Darius III might be inferior than Alexander the Great in overall military leadership and bravery as popular evaluated, but there were a dozen of Persian satraps / generals / admirals ever fought Alexander's army or navy. Historical records didn't narrate their deeds, planning and thought in detail doesn't mean they were inferior than Alexander in these field. And Alexander the Great had numerous able generals and right-hand men as his aid.
Alexander the Great might be one of the greatest military commander in antiquity. But if someone is fantastic enough to attribute the fall of the Persian Empire entirely to his incredible talents of military leadership and even treat him like the "God" who is invincible and undefeatable, then I have to say : their mind is stuffed with all of those "fairy tales".

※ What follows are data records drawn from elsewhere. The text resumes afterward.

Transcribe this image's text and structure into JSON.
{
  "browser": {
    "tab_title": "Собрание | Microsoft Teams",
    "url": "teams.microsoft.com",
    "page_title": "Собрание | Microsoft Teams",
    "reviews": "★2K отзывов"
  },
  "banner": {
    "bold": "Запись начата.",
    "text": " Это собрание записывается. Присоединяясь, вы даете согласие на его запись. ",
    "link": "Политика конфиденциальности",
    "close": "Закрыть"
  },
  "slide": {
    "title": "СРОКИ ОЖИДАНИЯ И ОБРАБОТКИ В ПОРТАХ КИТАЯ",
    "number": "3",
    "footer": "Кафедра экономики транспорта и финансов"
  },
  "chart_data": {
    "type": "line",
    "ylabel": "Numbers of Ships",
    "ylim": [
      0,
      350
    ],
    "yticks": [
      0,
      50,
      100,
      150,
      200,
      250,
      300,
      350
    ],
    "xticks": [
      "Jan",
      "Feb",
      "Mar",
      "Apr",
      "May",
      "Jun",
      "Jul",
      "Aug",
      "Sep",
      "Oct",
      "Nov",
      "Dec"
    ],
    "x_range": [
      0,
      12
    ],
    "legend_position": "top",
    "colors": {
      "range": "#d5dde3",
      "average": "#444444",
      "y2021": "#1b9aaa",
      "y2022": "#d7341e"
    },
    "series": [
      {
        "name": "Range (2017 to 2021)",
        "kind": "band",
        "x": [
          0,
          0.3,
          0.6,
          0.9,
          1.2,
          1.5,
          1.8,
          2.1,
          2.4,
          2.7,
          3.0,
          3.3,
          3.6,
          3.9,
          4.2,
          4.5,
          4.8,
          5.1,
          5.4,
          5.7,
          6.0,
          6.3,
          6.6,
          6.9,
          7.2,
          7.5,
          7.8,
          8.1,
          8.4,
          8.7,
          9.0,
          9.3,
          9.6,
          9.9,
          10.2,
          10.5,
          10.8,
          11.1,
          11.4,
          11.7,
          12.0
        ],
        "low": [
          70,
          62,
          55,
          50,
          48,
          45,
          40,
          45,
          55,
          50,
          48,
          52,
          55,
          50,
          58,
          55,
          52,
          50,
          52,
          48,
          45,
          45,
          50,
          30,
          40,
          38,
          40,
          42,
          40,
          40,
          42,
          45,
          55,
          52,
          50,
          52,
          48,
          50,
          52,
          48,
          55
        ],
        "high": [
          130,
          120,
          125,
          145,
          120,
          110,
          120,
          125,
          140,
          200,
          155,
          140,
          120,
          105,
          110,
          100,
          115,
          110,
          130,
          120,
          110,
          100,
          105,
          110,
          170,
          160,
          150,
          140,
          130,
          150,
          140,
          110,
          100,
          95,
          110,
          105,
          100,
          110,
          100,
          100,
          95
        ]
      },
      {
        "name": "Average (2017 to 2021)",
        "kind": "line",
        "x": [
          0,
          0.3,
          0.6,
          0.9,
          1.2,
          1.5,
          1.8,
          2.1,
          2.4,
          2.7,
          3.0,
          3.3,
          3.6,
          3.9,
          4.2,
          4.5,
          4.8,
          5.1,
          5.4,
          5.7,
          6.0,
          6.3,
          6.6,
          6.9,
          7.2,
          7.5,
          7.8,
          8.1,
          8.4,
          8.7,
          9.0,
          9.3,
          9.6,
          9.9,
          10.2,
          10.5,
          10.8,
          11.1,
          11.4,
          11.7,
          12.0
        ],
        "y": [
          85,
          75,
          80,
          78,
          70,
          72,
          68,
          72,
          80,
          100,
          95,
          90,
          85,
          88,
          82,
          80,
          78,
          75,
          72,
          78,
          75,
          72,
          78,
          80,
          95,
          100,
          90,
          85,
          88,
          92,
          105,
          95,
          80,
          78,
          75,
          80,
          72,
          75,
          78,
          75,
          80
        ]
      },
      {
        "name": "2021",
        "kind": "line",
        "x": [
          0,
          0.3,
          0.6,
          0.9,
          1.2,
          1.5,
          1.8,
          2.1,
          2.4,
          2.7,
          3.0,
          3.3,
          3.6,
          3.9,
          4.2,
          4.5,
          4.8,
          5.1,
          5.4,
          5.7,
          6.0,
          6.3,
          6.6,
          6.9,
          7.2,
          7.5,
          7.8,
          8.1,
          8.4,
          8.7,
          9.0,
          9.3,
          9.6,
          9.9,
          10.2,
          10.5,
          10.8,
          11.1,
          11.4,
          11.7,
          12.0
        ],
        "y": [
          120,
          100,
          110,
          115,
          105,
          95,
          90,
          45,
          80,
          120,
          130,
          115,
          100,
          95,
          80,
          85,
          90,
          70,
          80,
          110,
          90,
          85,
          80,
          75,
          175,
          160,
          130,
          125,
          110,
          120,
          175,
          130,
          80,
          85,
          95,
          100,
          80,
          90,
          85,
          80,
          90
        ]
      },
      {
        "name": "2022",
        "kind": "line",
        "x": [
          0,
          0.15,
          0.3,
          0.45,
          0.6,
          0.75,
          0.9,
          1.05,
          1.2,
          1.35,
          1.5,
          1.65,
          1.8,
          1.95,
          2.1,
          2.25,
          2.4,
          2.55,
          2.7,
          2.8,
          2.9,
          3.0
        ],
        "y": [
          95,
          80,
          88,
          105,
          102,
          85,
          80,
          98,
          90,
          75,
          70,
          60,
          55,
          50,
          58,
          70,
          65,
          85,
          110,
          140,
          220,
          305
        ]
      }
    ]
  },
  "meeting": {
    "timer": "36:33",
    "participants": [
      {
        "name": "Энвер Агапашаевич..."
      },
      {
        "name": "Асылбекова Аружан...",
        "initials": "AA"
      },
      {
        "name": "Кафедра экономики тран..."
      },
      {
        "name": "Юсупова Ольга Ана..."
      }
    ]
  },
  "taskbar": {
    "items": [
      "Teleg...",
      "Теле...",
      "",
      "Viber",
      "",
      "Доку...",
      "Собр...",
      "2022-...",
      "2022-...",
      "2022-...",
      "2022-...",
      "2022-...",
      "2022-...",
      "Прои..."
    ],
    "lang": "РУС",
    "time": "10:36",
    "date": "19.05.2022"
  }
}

Indeed, no matter how talented a person was, how charismatic and noble he is, he would be abandoned if he violates or fails to satisfy the "common interest" — think about how Eumenes was betrayed to Antigonus by the Silver Shield mercilessly, you'll understand what is the meaning of "every person is bornt with blood and brain" — my point is : those so-called great military or political leaders are so holy and exalted merely because their cause earned the majority of their men's support. Their leadership could satisfy all factions within the internal camp, that's why he could continue to be "great" by performing his courage and skillful rule keeping his men united.
Moreover, it requires extraordinary luck for achieving astounding success like of Alexander the Great. Imagine it, if a single arrow from the Persian army struck him in the Battle of Granicus River, and his career ended there as he perished, anybody would still think him a "great conqueror" ?
History is the result of great game involved with multiple sides and players. Yes, nobody deny that Alexander is one of the greatest people whether in the contemporary era or later era, but mythify him by claiming that it's all (or largely) his credit for the conquest and victory he had done while ignoring all the other relevant factors / figures promoting his triumph is not helping us comprehend about Alexander's role in leadership and planning of the campaign.